In a world where: the Big 10 is now the Big 14 because of "geography"; the owner of the Marlins can essentially trade the Marlins to Toronto, and the Commissioner just yawns and rubber stamps it; two weeks after declaring the Bears as Super Bowl winners, fans want to cut all the players as well as fire all the coaches; and last but not least, Danica Patrick announces her divorce on Facebook; no fucks were given about the Chicago Cubs this day.
While other teams make trades and designate players for assignment to manuever rosters in preparation for the Rule V Draft, the Cubs rest softly in the afterglow of the big free agent signing of Shawn Camp.
Let me admit something just now. I had to go look up Camp's first name. I could be suffering from early onset dementia. I'm not even kidding about that, but you admit something to ME now: did you remember his name?
There is absolutely zero Cubs buzz in Chicago right now. That may be as Theo Epstein wants it. That can't possibly be to Tom Ricketts' liking, though. Despite his much heralded 2013 "price cuts", it turns out they are nothing more than a re-categorization of games for bleacher tickets. I don't know how he plans to sell the vast majority of the seats this year. Please remember, most Cubs tickets for the year are bought well before the season even starts. Nobody figured they would lose 100 games. This spring? Everyone will expect the 100 losses...maybe even more!
And by the way: I have been convinced ever since the Ricketts took over, that the only reason why they own the Cubs at all is because Tom met his wife in the bleachers. I have said all along that the rest of the family could give a shit less about the Cubs, and Tom himself is less of a Cubs fan than a Wrigley Field fan, and the bleachers in particular. They've gotten the food and drink deals; they get the free t-shirts on Mondays. I may be the only one, but it rustled my jimmies that only Chad and Trixie Bleacherbum are getting price relief next year.
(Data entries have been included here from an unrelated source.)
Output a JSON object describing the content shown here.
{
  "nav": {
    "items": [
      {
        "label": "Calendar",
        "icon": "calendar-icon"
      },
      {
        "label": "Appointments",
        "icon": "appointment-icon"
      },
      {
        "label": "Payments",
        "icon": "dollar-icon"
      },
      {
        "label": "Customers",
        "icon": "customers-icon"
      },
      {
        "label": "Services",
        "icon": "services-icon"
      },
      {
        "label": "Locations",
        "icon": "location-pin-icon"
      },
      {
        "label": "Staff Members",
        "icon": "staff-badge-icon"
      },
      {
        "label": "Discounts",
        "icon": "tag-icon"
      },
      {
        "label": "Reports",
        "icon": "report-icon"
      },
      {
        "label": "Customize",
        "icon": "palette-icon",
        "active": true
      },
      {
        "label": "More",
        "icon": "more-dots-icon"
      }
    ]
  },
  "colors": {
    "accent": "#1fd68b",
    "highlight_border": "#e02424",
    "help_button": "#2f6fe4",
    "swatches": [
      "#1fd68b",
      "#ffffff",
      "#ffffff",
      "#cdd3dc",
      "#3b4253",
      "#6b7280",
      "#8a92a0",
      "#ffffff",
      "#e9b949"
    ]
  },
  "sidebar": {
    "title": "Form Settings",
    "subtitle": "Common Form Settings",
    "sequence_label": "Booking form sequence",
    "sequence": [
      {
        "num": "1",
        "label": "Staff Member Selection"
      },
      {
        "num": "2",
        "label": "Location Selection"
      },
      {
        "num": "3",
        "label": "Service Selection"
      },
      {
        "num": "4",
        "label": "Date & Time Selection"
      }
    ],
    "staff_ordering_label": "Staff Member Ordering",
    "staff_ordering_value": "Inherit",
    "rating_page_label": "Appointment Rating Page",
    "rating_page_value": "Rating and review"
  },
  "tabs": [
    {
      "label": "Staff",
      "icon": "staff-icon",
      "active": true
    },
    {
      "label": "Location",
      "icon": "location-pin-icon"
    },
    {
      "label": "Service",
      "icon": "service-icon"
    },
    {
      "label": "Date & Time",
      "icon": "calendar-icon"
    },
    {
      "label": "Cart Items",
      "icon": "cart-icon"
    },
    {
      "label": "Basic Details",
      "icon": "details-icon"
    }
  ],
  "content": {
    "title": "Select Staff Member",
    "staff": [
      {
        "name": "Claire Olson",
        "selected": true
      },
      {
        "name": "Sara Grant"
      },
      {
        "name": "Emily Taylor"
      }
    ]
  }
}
So you got owners who aren't really concerned about the rapidly decreasing buzz about their product; a so-called whiz kid president who probably welcomes the silence because media attention takes quality time away from their computers; and while young talent flies all over the country in trades, the Patient Cub Fans have nothing to do this winter but sit and contemplate whether it is best in the long run to trade Matt Garza at the deadline, or to let him walk and get a sandwich pick.
Wow. That makes me want to look into 13-game packs for next summer.
So, all this bitching, what am I asking for? I guess a bit more transparency from management. We always hear that Theo and Jed and the rest of the Lesser GMs currently on staff are on their phones all day, every day, trying to make the Cubs better. Really?
Seriously? I get it that the other GMs aren't stupid. I don't expect the Mariners to trade us King Felix for Bryan LaHair. But a month into the offseason, and LaHair, Casey Coleman and Steve Clevenger are still on the roster, and they've signed a 37 year old relief pitcher that nobody else wants, a Tommy John recoveree, and a catcher who can't hit. Really, how long DOES it take to close a deal with Dioner Navarro, especially when you're offering him three times the MLB minimum? 6 minutes?
I'd really like to know what the fuck those guys are talking about the 10-12 hours a day elapsed time they are on the phone? Do they and the other GMs call each other and purposely waste time just so their job looks harder than it is? Because unless the proposal-to-action ratio is like 500-to-1, then that's what they are doing. Is that how it starts? If for example the Cubs want to trade with the Mariners, does Theo seriously start his conversation with "I'll give you LaHair for King Felix"? And does the Seattle GM respond with "No, but I'll give you a guy in Low-A who throws 79 mph for Castro and Rizzo"? And then work from there? Do they start from such extremes? Because otherwise, I don't understand why it has to appear so time-consuming, and why fans have to sit here week after week and wonder if their team is doing ANYTHING whatsoever to improve?
Sorry. Just frustrated. I understand if management was to offer any sort of information about their process, our media and, God help us, ourselves would pick it up, even if no names were attached, and project all sorts of wild-ass things. But you know what? Like adding small wood chips to a tiny flame, at least it would provide some interest, maintain some semblance of a buzz amongst us. Which is important when you plan to charge major league prices to see a triple-A ballclub next year.